Taking advantage of tax deductions for investment under section 80C of the Income Tax Act must start with a list of investments already made to avoid unnecessary overinvesting for tax deduction.
The benefits from tax deductions are provided on a specified range of investments made during a financial year. Time is running out for making investments for the financial year 2016-17, with barely three weeks left. Considering the very limited time available to the taxpayer a warning is warranted – most investments made for tax deductions during the last month of the financial are rash and result in substantial and real losses to the investor. The taxpayer would be better off not making such investments, and instead just paying taxes.
Taking advantage of tax deductions for investment under section 80C of the Income Tax Act must start with a list of investments already made to avoid unnecessary overinvesting for tax deduction. The list of qualifying investments is long and includes tuition fees paid for two children, repayment of the principal portion of a home loan, along with a range of investments some of which are life insurance premium, equity linked savings schemes of mutual funds (ELSS), Provident Fund - both Public Provident Fund (PPF) and Employees Provident Fund (EPF) and National Pension Scheme. If you are employed it is likely that you are already taking advantage of the deduction under EPF, which is a deduction from your monthly salary.

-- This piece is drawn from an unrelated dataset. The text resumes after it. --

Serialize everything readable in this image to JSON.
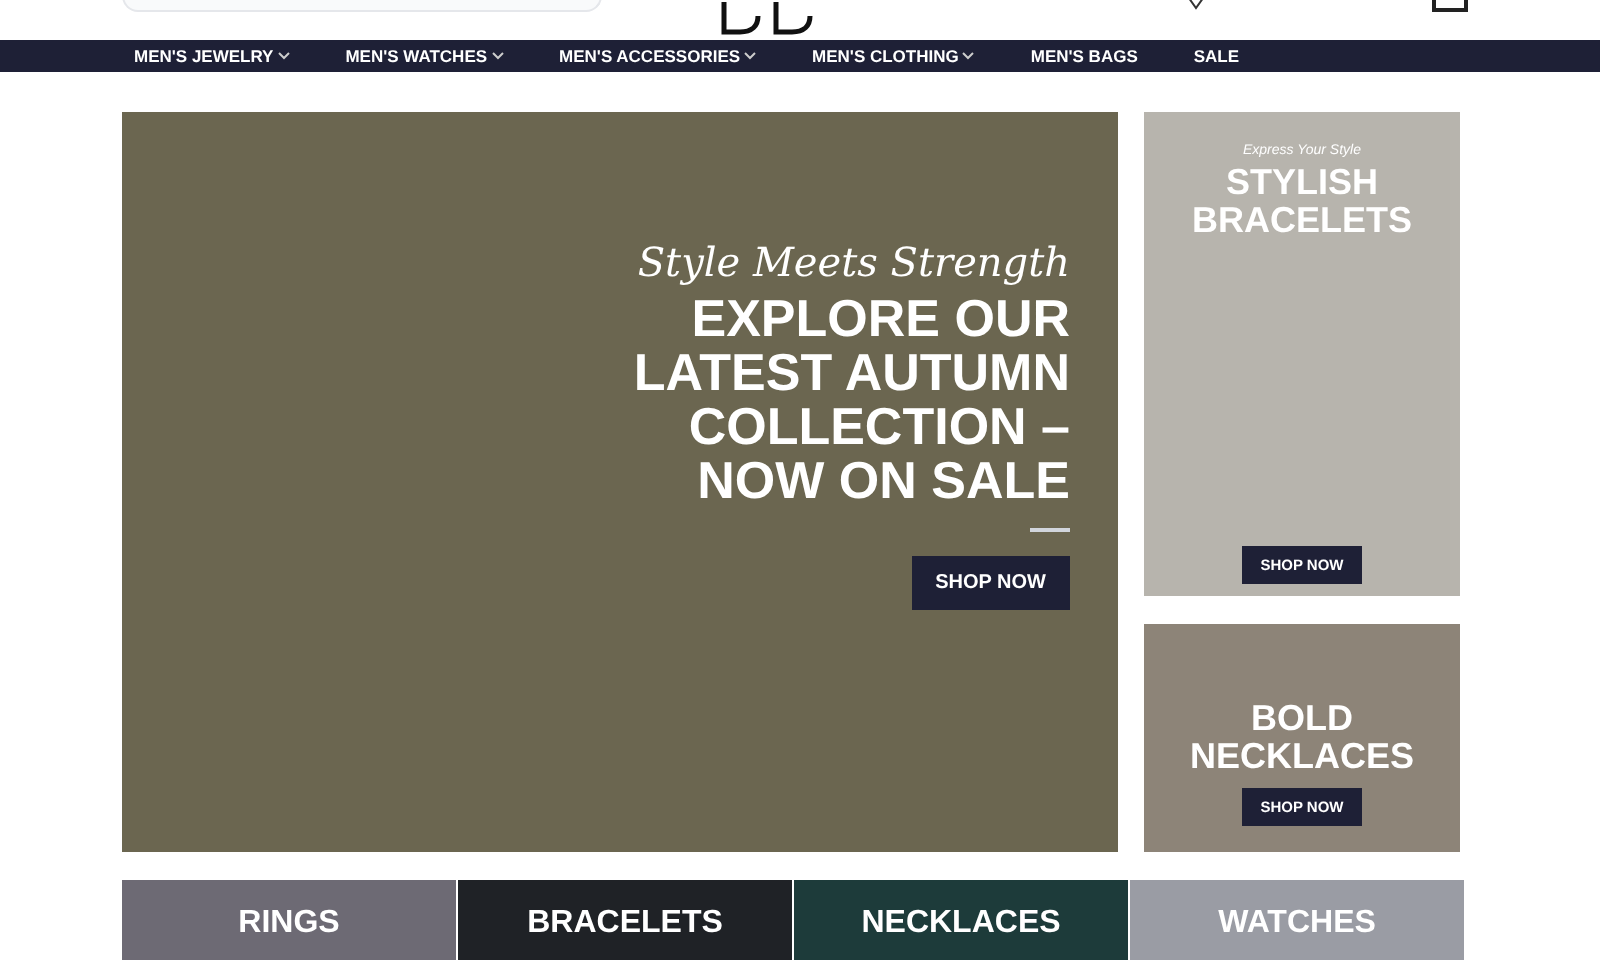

An important consideration for your tax deduction investments is that your investment is smart, and is one that you would make even if there was no tax benefit on it. Follow this rule faithfully and you will not have any reason to fret about the benefits you make on your investment. Let the investments be those that will specifically meet your future goals.
Safety, followed by returns is the rule to follow. The first choice here would be the Public Provident Fund. The principal and interest is guaranteed by the central government. It also meets the long term goals of accumulating wealth for buying assets such as a home, or for retirement. Term life insurance is the cheapest way to buy pure life insurance, with the additional attraction being tax deduction. The deduction available on the principal of the home loan, with an additional Rs. 2 lakh deduction (under section 24) a year on the interest paid on the loan is an incentive to buy a home – if you do not have a home you could plan this for early next year, as this late in the year the interest component of the loan repaid may not be sufficient. One does not want to take major decisions in a hurry, only to lose money in the deal. The maximum deduction that can be availed on section 80C is Rs. 1.5 lakh.
National Pension Scheme (NPS) has an additional Rs. 50,000 deduction available, along with an excellent tool to save for retirement. Ensure that you have PPF and NPS among your investments, and cherry pick among the others.
The writer is CEO and Founder, Right Horizons